Susanna Black, in this mediation on the book of Ruth, notes the same social welfare and mandated economic inefficiencies in the Old Testament Law that I’ve noticed myself. This would be one of the reasons I don’t see strict laissez-faire economics as the self-evidently “Biblical” economic system.
Ruth, the Moabitess, the foreigner, supporting herself and her mother-in-law after the death of all the men in their family by gleaning: picking up the sheaves of wheat left behind by harvesters in someone else’s field. This was put into place under God’s law as one of three levels of provision for social welfare in Israel (the other two, per my brilliant friend Kristen Filipic, are tithing, where a tenth of everybody’s income ends up in a central fund used for, among other purposes, welfare payments to those who really can’t support themselves; and jubilee, where every fifty years everyone’s debts are cancelled, along with any land sales that have alienated a family’s home farm.)

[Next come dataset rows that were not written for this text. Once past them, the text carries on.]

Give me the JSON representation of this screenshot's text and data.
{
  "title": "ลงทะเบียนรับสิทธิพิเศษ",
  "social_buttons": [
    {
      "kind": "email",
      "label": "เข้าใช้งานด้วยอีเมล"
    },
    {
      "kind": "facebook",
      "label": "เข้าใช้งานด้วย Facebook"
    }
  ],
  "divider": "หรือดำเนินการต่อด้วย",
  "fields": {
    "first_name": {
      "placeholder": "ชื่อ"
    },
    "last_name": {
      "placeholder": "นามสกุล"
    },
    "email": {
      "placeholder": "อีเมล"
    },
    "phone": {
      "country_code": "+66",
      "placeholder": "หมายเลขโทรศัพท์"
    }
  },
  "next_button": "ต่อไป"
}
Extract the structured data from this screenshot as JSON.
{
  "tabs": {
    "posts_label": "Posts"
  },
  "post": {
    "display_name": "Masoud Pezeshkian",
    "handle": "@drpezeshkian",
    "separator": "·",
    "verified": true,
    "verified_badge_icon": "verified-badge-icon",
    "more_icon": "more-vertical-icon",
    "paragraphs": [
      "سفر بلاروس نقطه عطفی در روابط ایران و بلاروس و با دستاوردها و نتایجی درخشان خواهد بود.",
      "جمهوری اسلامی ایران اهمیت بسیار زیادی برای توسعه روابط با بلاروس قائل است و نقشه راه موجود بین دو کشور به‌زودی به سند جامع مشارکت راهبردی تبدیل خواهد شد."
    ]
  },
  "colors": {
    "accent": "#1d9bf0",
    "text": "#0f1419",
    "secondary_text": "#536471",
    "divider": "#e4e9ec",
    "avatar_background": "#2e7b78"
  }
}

Gleaning is cool as follows: basically, God tells farmers to build in deliberate inefficiencies to their operation in order to allow others to make a living. You’re not supposed to reap to the edges of the field, and you’re not supposed to pick up the grain that you might accidentally drop in the process of harvesting, so that there’ll be plenty of leftovers for the gleaners. It’s almost like a portion of all privately owned land is actually commons, but commons that exist in the same physical space as the private property.